Amid daily reports of violence, Cushla lives a quiet life with her mother in a small town near Belfast. By day she teaches at a parochial school; at night she fills in at her family’s pub. There she meets Michael Agnew, a barrister who’s made a name for himself defending IRA members. Against her better judgment – Michael is not only Protestant but older, and married – Cushla lets herself get drawn in by him and his sophisticated world, and an affair ignites. Then the father of a student is savagely beaten, setting in motion a chain reaction that will threaten everything, and everyone, Cushla most wants to protect.
 
As tender as it is unflinching, Trespasses is a heart-pounding, heart-rending drama of thwarted love and irreconcilable loyalties, in a place what you come from seems to count more than what you do, or whom you cherish.
Advanced praise for Trespasses:

“A beautiful, devastating novel. It feels real and true, and it loves its characters, utterly authentic people trying to live ordinary lives in desperate times. This book will last.” – Nick Hornby
 
Trespasses touches tenderly and hits hard – a compulsively readable love story which is also a lament for a society agonizingly divided against itself. Every word rings true.” – Emma Donoghue

“Distinguished by a quality rare in fiction at any time: a sense of utter conviction. It is a story told with such compulsive attention to the textures of its world that every page feels like a moral and intellectual event.” The Guardian

“A heartbreaking story of forbidden love.”Sunday Times (UK)
 
“Transcends time and place. . . Trespasses feels so authentic it’s as if nobody wrote it at all; it always existed” Irish Independent

“Kennedy writes with fierce power. . . . her tenderly sharpened prose open to feelings so presently intimate that her sentences take shape like a body beside you. . . . A writer of exceptional empathy, style, and skill.”Irish Times

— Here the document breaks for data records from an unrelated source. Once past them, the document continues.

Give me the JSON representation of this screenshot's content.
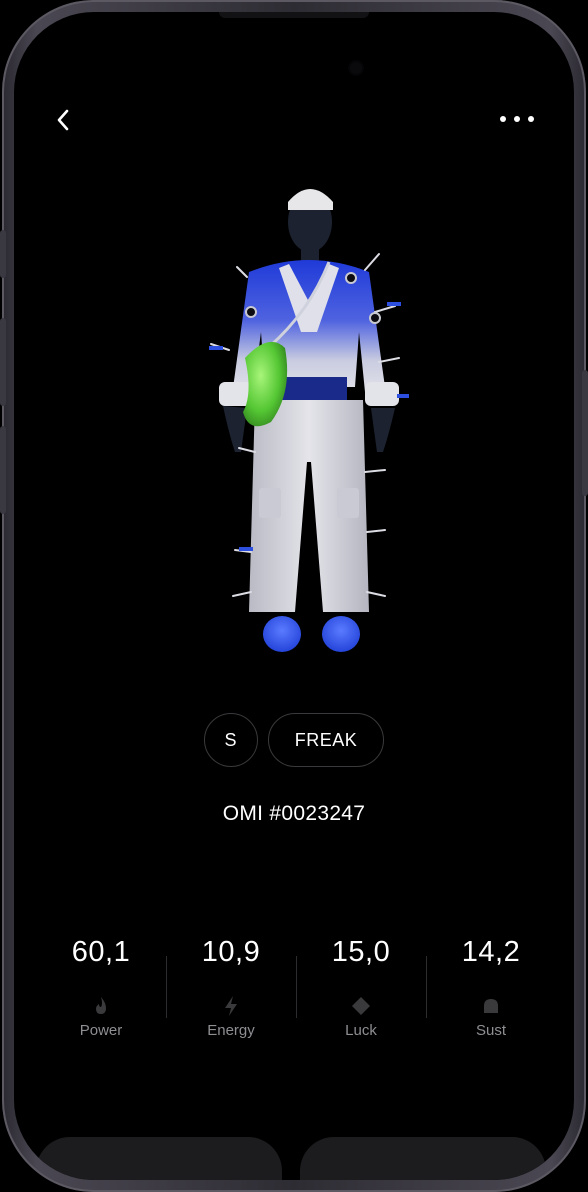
{
  "nav": {
    "back_icon": "chevron-left-icon",
    "more_icon": "ellipsis-icon"
  },
  "avatar": {
    "description_icon": "3d-avatar-figure"
  },
  "chips": {
    "size": "S",
    "tag": "FREAK"
  },
  "token": {
    "id": "OMI #0023247"
  },
  "stats": [
    {
      "value": "60,1",
      "label": "Power",
      "icon": "flame-icon"
    },
    {
      "value": "10,9",
      "label": "Energy",
      "icon": "lightning-icon"
    },
    {
      "value": "15,0",
      "label": "Luck",
      "icon": "diamond-icon"
    },
    {
      "value": "14,2",
      "label": "Sust",
      "icon": "dome-icon"
    }
  ],
  "colors": {
    "background": "#000000",
    "text": "#ffffff",
    "muted": "#8e8e93",
    "accent_blue": "#2d4fe0",
    "accent_green": "#5cdc3a"
  }
}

“A master storyteller. . . . The novel was invented for writing like this.” Sunday Independent